**Records for this task**
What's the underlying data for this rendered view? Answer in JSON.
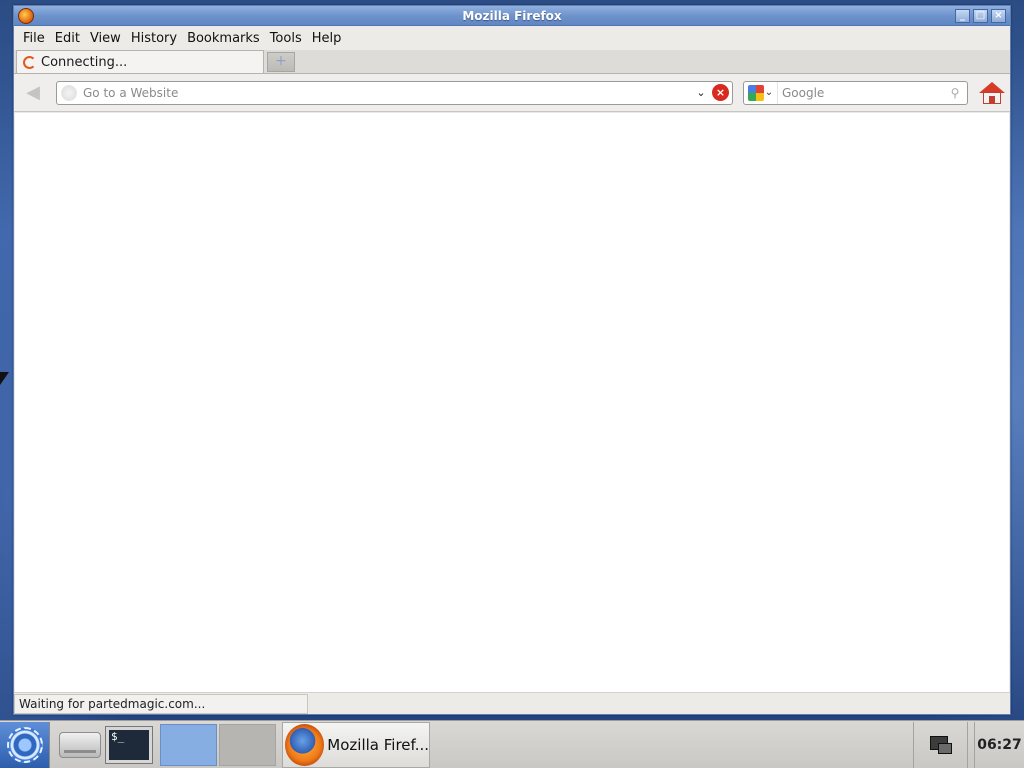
{
  "window": {
    "title": "Mozilla Firefox",
    "controls": {
      "minimize": "_",
      "maximize": "□",
      "close": "×"
    }
  },
  "menu": [
    "File",
    "Edit",
    "View",
    "History",
    "Bookmarks",
    "Tools",
    "Help"
  ],
  "tab": {
    "label": "Connecting...",
    "new_tab_symbol": "+"
  },
  "navbar": {
    "back_symbol": "◀",
    "url_placeholder": "Go to a Website",
    "url_value": "",
    "dropmarker": "⌄",
    "stop_symbol": "×",
    "search_placeholder": "Google",
    "search_engine_caret": "⌄",
    "search_go_symbol": "⚲"
  },
  "status": {
    "text": "Waiting for partedmagic.com..."
  },
  "taskbar": {
    "terminal_prompt": "$_",
    "task_label": "Mozilla Firef...",
    "clock": "06:27"
  },
  "colors": {
    "titlebar": "#6f93cc",
    "stop": "#d92a1f",
    "home": "#d83a28",
    "desktop": "#2e5193"
  },
  "icons": {
    "app": "firefox-icon",
    "site": "site-identity-icon",
    "home": "home-icon",
    "launcher": "launcher-gear-icon",
    "drive": "hard-drive-icon",
    "terminal": "terminal-icon",
    "network": "network-icon"
  }
}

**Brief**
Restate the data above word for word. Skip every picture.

**Exercise solution**
What's the underlying data for this rendered view? Answer in JSON.
{
  "window": {
    "title": "Mozilla Firefox",
    "controls": {
      "minimize": "_",
      "maximize": "□",
      "close": "×"
    }
  },
  "menu": [
    "File",
    "Edit",
    "View",
    "History",
    "Bookmarks",
    "Tools",
    "Help"
  ],
  "tab": {
    "label": "Connecting...",
    "new_tab_symbol": "+"
  },
  "navbar": {
    "back_symbol": "◀",
    "url_placeholder": "Go to a Website",
    "url_value": "",
    "dropmarker": "⌄",
    "stop_symbol": "×",
    "search_placeholder": "Google",
    "search_engine_caret": "⌄",
    "search_go_symbol": "⚲"
  },
  "status": {
    "text": "Waiting for partedmagic.com..."
  },
  "taskbar": {
    "terminal_prompt": "$_",
    "task_label": "Mozilla Firef...",
    "clock": "06:27"
  },
  "colors": {
    "titlebar": "#6f93cc",
    "stop": "#d92a1f",
    "home": "#d83a28",
    "desktop": "#2e5193"
  },
  "icons": {
    "app": "firefox-icon",
    "site": "site-identity-icon",
    "home": "home-icon",
    "launcher": "launcher-gear-icon",
    "drive": "hard-drive-icon",
    "terminal": "terminal-icon",
    "network": "network-icon"
  }
}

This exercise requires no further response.